There are people who claim to speak on behalf of Islam who make ridiculous statements and perform horrific acts, which can only make non-Muslims wonder if one must be brain dead to be a Muslim. Of course, these individuals do not represent all Muslims.
(In fairness, Catholics like those who get themselves nailed to crosses in the Philippines each Holy Week, or evangelicals in America who handle rattlesnakes, raise the same sorts of questions about Christians. Lunacy in the name of religion is not a Muslim monopoly.)
A couple of years ago, an Egyptian Muslim group declared that, "Eating tomatoes is forbidden because they are Christian." The declaration was accompanied by a photo that showed that when a tomato is cut in half horizontally its core resembles a cross.
Eventually, ridicule of the commandment resulted in the group’s issuing a revision that allowed the eating of tomatoes so long as they were not cut a particular way.
Now, a majority-Muslim nation is joining the parade of the brainless who seem intent on making Islam a laughingstock in the world.
The Malaysian justice system has upheld a ban on a Catholic newspaper’s use of the word "Allah" in its Bahasa-language texts to refer to God. This is in spite of the fact that such use by Christians in Arabic-speaking lands predates the birth of Mohammed. Much of the religious vocabulary of Bahasa, the Malay language, comes from Arabic. In fact, the word is ultimately of pagan origin, as is the English word "god".
Those disturbed by the ban on the centuries-old use of a single word in a single publication see it as a first step toward increased suppression of religious and ethnic minorities in Malaysia. They are probably right. In that case, the country will be seen as not simply ridiculous, but malevolent.
Are the Malaysian government agencies lately promoting tourism to that country ready to see that happen? Are most Malaysian Muslims happy to see yet one more event that increases perceptions of their religion and their country as not only tritely ridiculous, but potentially dangerous?
Christians and other minorities in Malaysia legitimately fear that proscribing the use of “Allah” in the Catholic newsweekly Herald will simply be the beginning of more persecution to come. But, in the meantime, might this ban open new possibilities for Malaysian Catholics to broaden and deepen their relationship with God?
Of course, persecution always provides that opportunity. But, on a less dramatic level, having to search for new vocabulary can be a blessing.
A priest in Cambodia who was engaged in translating Scripture, liturgy, the catechism and other texts into Khmer, the local language, said there is a value in not using common words.
The problem with commonly used words is that people think they know what they mean. And that meaning might not capture the richness of new thoughts. They have become stale and carry no more taste. They may even carry connotations that go against what we really hope to say.

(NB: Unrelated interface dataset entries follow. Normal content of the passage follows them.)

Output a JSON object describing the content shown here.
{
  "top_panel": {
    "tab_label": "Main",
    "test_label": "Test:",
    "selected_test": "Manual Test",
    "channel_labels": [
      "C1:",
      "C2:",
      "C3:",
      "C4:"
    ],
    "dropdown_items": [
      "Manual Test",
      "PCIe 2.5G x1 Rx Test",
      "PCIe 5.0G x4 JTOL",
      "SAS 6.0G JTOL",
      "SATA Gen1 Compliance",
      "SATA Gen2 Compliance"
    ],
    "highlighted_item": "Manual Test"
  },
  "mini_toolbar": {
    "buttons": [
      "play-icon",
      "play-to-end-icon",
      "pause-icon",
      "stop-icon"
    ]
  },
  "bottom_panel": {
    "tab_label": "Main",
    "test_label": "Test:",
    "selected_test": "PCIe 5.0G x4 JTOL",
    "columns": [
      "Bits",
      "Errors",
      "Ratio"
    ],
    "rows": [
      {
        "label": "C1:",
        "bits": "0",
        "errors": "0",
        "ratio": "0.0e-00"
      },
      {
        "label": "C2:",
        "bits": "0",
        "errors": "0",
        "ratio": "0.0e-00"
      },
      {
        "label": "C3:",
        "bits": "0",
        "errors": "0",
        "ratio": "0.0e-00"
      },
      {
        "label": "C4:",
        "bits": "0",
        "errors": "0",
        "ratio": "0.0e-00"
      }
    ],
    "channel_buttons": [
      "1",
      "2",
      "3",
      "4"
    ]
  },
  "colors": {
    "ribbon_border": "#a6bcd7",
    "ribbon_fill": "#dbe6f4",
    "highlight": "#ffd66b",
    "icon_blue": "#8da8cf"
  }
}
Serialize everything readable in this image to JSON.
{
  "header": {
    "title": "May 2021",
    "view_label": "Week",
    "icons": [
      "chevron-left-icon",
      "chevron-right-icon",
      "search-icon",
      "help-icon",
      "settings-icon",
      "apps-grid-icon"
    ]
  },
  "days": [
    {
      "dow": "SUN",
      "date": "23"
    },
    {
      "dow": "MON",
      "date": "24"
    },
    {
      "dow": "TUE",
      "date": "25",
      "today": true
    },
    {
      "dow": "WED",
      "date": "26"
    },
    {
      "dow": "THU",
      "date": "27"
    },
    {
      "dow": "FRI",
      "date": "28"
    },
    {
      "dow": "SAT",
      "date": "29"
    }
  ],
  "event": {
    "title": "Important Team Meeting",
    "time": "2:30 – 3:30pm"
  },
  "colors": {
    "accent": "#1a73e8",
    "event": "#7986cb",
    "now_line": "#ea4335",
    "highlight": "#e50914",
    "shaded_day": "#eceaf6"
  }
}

A difficult or uncommon word can stop us and make us think: "I’m not sure what that word means. What might it mean?" Thought begins and insight can happen.
This can be especially true when we begin to think that a word can encompass the reality of God. In fact, the words we use can carry "linguistic DNA" that can infect that relationship.
For example, the English word "god" is of pagan Germanic origin. The Latin "deus," related to the Greek Zeus via "theos," does not speak of the one true God who is love. Both the Germanic and Mediterranean words originally denoted a domineering warrior, though mythology does present Zeus as a rather promiscuous lover in a non-Christian sense of the word.
The search for an alternative that Malaysian fanatics are imposing on the Herald may be a gift in disguise.
My personal recommendation is that the newspaper follow Jewish custom and simply say the Bahasa equivalent of "The Name," ha-shem in Hebrew. That might even be worth considering for English use, a way of opening up new vistas for reflection and prayer.